It sounds like this one may be the real thing, but it’s now midnight and not a flake has fallen. However, it feels and smells like snow, so no doubt it is on its way.
Back in the day we would sit on the stairs trying to hear the weather report on the day before a big storm, hoping to hear the “no school” list on the 10 p.m. news. We’d cheer as soon as we heard it. When we were in Holy Name, the nuns would pile up homework for days because we were out of school a LOT (and the nuns were cheering in the convent, no doubt).
We didn’t ski because we didn’t have mountains in northwest Iowa, but we did have some great hills that turned into treacherous, icy straightaways for sledding. And we did have access to huge tractor tire inner tubes that held 10 kids sandwiched and interlocked by elbows and legs. So I found this poem I wrote awhile ago to celebrate tonight’s predicted snow.

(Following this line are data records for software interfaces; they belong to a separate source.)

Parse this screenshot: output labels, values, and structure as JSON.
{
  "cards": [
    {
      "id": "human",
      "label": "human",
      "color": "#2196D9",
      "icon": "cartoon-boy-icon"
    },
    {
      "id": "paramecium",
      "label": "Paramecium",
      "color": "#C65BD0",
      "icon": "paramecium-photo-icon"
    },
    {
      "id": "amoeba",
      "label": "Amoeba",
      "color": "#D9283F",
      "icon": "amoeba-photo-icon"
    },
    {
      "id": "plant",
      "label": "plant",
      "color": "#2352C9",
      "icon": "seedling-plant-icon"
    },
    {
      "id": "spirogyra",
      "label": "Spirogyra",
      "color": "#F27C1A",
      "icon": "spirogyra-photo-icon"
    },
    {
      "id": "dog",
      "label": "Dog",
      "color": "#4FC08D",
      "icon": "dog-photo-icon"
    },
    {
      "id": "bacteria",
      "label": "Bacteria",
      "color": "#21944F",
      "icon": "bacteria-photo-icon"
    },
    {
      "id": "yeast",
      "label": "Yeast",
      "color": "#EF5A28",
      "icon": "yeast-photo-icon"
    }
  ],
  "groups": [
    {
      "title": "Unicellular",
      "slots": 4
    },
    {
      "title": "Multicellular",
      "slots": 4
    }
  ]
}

It appeared in the Rhode Island Writers Circle Anthology, January 2007.
On Peterson Hill
An icy leftover of ancient glacier
mirrors china blue platter of sky,
set high on a shelf above Iowa fields.
Bitter north winds slap this rise
dotted with red-faced young.
Here, where nothing impedes their gaze,
prairie children do not know mountains.
They won’t learn to strap on skis,
slice down black diamond trails
or control speed by a turn of ankle.
This slope is best for tractor tire inner tubes
cupping swaddled rumps a dozen at a time.
Sliders learn to pull in exposed limbs,
lock arms as wheels bounce and spin
across crusty mounds of winter.
They know those on top will fly off first,
and bottom is safe but bruised for days.
The whole sky reaches to catch them
when a sudden bump suspends all
above blue ice—holding each other’s breath.